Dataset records
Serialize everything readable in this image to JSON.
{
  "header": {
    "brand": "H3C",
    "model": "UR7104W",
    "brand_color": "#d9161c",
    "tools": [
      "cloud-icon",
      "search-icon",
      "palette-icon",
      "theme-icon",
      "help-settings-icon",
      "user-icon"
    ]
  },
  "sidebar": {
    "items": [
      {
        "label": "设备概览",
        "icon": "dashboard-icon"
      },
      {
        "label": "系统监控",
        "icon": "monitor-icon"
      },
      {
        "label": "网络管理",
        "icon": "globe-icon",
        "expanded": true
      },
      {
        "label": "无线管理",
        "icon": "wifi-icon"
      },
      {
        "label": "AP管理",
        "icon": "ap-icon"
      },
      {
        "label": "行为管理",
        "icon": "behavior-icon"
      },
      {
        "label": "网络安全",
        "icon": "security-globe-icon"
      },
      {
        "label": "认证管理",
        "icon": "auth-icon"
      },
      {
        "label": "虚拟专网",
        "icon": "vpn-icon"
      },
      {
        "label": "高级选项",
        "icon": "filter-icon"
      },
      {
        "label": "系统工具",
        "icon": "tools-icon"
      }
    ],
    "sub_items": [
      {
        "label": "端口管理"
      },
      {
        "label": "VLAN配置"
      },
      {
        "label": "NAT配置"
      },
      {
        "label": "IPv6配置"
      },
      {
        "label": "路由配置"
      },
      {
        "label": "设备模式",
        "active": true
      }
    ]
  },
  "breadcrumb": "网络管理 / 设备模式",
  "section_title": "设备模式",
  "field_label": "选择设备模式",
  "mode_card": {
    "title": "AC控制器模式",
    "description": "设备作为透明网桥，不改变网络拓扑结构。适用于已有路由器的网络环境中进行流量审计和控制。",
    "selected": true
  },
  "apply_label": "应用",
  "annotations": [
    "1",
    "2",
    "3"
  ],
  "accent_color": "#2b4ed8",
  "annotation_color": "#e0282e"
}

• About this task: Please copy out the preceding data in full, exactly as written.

• Finished task:
Serialize everything readable in this image to JSON.
{
  "header": {
    "brand": "H3C",
    "model": "UR7104W",
    "brand_color": "#d9161c",
    "tools": [
      "cloud-icon",
      "search-icon",
      "palette-icon",
      "theme-icon",
      "help-settings-icon",
      "user-icon"
    ]
  },
  "sidebar": {
    "items": [
      {
        "label": "设备概览",
        "icon": "dashboard-icon"
      },
      {
        "label": "系统监控",
        "icon": "monitor-icon"
      },
      {
        "label": "网络管理",
        "icon": "globe-icon",
        "expanded": true
      },
      {
        "label": "无线管理",
        "icon": "wifi-icon"
      },
      {
        "label": "AP管理",
        "icon": "ap-icon"
      },
      {
        "label": "行为管理",
        "icon": "behavior-icon"
      },
      {
        "label": "网络安全",
        "icon": "security-globe-icon"
      },
      {
        "label": "认证管理",
        "icon": "auth-icon"
      },
      {
        "label": "虚拟专网",
        "icon": "vpn-icon"
      },
      {
        "label": "高级选项",
        "icon": "filter-icon"
      },
      {
        "label": "系统工具",
        "icon": "tools-icon"
      }
    ],
    "sub_items": [
      {
        "label": "端口管理"
      },
      {
        "label": "VLAN配置"
      },
      {
        "label": "NAT配置"
      },
      {
        "label": "IPv6配置"
      },
      {
        "label": "路由配置"
      },
      {
        "label": "设备模式",
        "active": true
      }
    ]
  },
  "breadcrumb": "网络管理 / 设备模式",
  "section_title": "设备模式",
  "field_label": "选择设备模式",
  "mode_card": {
    "title": "AC控制器模式",
    "description": "设备作为透明网桥，不改变网络拓扑结构。适用于已有路由器的网络环境中进行流量审计和控制。",
    "selected": true
  },
  "apply_label": "应用",
  "annotations": [
    "1",
    "2",
    "3"
  ],
  "accent_color": "#2b4ed8",
  "annotation_color": "#e0282e"
}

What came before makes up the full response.